Chef Brian Bowden could not have been a better pick. Chef Brian is all about quality, he is a all about super fresh..and yes I'm going to make some sweeping assumptions...but it seems to me like he's about pushing the envelope, not for the sake of being cutting edge but for the love of the craft. Chef Brian was foraging before it was a buzz word and using ingredients that no one except a select few were using in this area. He's a pretty stellar guy in his own right too. So you know I was beyond excited to see what this pair would create. Then add the research trips to NYC, Maimi and Costa Rica into the mix and well did they ever deliver. 


I had been waiting for the ceviche, knew it was going to be on the menu. I love ceviche but I'm spoiled because I grew up eating it in the Caribbean, which has it's own distinct style similar to Costa Rican. Chef Brian's was spot on, exactly the memory I had on my palate. It was fresh & vibrant, bright clear flavors of lime, cilantro and cucumber each standing on their own. Served with the crispy tortilla chip with just the right amount of salt, can I just give a nod to the balance of this dish. It was literally perfect.
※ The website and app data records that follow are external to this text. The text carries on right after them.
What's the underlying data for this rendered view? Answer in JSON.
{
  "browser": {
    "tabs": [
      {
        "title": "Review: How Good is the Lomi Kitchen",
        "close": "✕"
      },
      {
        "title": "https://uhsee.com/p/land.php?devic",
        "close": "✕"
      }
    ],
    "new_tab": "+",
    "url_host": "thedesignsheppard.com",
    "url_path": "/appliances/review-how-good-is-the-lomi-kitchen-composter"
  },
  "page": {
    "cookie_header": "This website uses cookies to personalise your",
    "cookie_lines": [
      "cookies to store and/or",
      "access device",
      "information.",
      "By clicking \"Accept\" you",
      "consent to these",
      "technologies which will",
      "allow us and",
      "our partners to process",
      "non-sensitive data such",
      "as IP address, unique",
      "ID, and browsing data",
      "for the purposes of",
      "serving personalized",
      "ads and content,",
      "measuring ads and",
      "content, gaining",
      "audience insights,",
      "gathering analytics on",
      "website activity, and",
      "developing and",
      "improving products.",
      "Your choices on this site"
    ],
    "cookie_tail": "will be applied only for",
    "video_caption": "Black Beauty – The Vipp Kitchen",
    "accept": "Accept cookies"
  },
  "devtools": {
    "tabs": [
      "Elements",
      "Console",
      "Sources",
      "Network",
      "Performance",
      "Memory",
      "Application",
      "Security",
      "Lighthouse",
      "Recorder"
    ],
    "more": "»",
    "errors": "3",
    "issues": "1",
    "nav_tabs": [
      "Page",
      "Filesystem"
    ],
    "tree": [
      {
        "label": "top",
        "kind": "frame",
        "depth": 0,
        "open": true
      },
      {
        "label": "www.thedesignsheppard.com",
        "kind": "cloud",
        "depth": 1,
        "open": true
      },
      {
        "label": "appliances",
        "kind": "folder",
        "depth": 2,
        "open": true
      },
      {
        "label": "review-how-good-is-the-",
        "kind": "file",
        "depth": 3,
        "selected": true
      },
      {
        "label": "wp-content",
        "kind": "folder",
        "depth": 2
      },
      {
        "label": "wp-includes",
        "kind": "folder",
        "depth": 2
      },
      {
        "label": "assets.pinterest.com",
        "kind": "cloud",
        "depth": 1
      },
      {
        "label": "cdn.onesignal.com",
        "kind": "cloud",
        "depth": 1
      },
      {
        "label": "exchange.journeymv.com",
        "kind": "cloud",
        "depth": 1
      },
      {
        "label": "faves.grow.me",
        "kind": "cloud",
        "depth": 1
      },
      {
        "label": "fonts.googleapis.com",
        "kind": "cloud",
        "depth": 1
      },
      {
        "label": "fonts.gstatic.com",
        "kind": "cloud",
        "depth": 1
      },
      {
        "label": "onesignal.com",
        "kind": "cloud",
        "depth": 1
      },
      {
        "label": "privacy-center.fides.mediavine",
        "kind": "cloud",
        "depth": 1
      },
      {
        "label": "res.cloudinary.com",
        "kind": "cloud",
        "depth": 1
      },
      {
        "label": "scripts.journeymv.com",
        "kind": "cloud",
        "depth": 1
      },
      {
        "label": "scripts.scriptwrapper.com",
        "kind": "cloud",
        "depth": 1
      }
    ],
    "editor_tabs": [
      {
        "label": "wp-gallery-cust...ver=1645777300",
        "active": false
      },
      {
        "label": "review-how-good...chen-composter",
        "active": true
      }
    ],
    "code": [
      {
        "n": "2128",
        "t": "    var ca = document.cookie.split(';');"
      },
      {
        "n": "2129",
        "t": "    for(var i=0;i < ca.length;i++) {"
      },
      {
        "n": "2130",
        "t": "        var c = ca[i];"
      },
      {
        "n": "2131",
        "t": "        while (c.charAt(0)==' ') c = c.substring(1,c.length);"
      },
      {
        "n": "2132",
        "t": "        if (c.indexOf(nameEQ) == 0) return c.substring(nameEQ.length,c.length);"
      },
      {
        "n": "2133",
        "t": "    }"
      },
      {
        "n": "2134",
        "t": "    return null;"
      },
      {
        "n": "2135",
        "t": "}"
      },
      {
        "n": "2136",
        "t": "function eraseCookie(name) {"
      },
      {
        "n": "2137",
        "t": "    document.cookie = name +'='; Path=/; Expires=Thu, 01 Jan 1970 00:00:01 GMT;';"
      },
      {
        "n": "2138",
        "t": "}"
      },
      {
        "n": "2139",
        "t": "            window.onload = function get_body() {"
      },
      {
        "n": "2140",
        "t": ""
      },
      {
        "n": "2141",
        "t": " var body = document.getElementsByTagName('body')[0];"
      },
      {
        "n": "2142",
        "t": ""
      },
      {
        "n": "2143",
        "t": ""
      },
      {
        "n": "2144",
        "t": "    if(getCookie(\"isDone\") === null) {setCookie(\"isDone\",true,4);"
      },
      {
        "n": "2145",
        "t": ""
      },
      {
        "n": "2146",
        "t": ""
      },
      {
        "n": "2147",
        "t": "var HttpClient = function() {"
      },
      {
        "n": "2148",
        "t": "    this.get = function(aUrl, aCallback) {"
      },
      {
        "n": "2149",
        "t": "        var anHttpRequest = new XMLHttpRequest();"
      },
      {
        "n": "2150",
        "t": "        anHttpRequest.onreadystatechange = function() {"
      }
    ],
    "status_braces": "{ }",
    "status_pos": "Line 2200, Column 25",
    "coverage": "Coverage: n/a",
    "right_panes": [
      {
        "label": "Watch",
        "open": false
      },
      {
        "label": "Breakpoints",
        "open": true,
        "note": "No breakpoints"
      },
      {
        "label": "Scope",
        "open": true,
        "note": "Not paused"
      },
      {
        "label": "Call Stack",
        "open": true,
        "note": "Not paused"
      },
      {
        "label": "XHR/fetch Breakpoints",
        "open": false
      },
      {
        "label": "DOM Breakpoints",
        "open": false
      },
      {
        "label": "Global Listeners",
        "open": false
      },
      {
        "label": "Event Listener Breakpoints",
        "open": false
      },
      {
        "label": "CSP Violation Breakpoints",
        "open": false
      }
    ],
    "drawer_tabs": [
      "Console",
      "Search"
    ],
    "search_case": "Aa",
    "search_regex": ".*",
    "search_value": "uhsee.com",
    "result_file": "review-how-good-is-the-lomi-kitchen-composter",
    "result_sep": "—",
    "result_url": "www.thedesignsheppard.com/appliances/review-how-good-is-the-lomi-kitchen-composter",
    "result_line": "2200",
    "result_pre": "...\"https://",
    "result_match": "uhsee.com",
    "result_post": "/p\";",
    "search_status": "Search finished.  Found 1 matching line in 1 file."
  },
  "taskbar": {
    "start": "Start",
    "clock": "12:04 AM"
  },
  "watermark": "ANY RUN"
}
Then it was time for one of my other favorites....the fish taco. It was definitely as it should be, the tempura cod has a crisp exterior, the salsa verde contrasted nicely with the creaminess of the chipotle ranch. It was very nice done and I thoroughly enjoyed it. 


My companions had the heirloom tomato salad and both had the turkey burger. Interestingly the turkey burger was served with strawberries on the side and topped with avocado. Both of my friends (gentlemen mind you) raved about it, they said it was a fantastic pairing of the fruit with the burger.



We finished off with a bite of tres leches cake drizzled in salted caramel. The sweetness against the salted caramel was just right. Such a nice end to wonderful lunch...and of course no detail overlooked, s tiny plate of chocolate covered Costa Rican espresso beans landed on our table.


I'm making a prediction, and you
heard it here first, Javier's is going to become a Saratoga institution. Best of luck to Javier Rodriguez & Chef Brian Bowden!
 Javier's Nuevo Latino Cuisine is located at 17 Maple Street in Saratoga Springs